→ Data to examine

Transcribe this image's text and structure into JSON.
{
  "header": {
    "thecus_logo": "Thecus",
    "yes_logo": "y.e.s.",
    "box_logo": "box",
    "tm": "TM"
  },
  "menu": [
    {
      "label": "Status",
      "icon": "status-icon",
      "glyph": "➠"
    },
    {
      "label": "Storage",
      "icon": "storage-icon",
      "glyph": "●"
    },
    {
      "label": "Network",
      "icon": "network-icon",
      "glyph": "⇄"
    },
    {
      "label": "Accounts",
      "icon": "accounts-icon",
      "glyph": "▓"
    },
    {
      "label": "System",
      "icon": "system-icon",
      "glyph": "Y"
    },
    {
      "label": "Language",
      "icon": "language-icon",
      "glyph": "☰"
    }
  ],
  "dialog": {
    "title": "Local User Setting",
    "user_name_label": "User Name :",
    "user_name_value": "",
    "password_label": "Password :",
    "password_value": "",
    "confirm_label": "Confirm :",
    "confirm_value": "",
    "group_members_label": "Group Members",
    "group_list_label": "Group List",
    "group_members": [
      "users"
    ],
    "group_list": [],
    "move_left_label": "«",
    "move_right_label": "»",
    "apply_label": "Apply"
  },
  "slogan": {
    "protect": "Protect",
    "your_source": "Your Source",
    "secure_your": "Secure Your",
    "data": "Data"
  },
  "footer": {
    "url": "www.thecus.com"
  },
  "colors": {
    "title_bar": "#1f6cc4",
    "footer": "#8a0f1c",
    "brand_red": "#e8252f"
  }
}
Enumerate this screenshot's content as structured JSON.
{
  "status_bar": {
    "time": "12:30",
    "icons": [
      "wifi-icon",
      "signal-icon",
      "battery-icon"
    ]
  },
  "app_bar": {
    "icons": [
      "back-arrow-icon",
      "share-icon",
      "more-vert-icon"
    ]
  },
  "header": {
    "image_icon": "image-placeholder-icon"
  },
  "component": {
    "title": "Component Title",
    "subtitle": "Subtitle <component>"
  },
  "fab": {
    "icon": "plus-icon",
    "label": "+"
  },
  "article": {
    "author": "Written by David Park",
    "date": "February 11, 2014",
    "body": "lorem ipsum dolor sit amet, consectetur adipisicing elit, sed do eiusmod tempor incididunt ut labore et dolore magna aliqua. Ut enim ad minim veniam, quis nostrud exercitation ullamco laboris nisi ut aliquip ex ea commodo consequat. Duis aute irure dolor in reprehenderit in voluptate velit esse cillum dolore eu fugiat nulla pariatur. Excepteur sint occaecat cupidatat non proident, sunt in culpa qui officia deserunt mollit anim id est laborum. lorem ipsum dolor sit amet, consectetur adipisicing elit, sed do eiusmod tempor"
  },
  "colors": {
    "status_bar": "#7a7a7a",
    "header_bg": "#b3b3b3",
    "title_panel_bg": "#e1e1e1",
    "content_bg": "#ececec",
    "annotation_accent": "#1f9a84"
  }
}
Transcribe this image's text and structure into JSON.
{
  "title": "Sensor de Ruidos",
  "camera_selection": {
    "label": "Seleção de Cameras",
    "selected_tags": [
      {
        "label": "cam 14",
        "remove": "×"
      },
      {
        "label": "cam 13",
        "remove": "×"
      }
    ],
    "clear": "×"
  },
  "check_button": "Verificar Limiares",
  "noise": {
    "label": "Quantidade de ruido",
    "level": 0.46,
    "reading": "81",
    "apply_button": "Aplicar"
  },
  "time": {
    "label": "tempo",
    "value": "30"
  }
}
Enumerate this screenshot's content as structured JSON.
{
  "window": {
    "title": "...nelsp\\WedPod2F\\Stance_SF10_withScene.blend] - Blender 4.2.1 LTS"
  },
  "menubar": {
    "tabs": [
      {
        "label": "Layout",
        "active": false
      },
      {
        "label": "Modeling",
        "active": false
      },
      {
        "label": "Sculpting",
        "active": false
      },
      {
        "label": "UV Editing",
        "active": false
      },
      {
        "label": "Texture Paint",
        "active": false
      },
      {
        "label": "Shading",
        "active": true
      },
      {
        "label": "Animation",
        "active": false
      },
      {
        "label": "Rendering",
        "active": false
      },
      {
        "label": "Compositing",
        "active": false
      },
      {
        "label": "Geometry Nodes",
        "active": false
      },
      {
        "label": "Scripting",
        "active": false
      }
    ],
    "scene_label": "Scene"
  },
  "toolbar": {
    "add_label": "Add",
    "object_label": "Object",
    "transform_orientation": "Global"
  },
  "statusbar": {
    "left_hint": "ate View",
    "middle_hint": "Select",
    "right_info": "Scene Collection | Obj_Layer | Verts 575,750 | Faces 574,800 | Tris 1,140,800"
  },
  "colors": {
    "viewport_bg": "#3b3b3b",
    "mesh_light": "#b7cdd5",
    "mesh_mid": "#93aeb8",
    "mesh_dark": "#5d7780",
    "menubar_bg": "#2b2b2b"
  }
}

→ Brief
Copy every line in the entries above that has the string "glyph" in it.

→ Task result
      "glyph": "➠"
      "glyph": "●"
      "glyph": "⇄"
      "glyph": "▓"
      "glyph": "Y"
      "glyph": "☰"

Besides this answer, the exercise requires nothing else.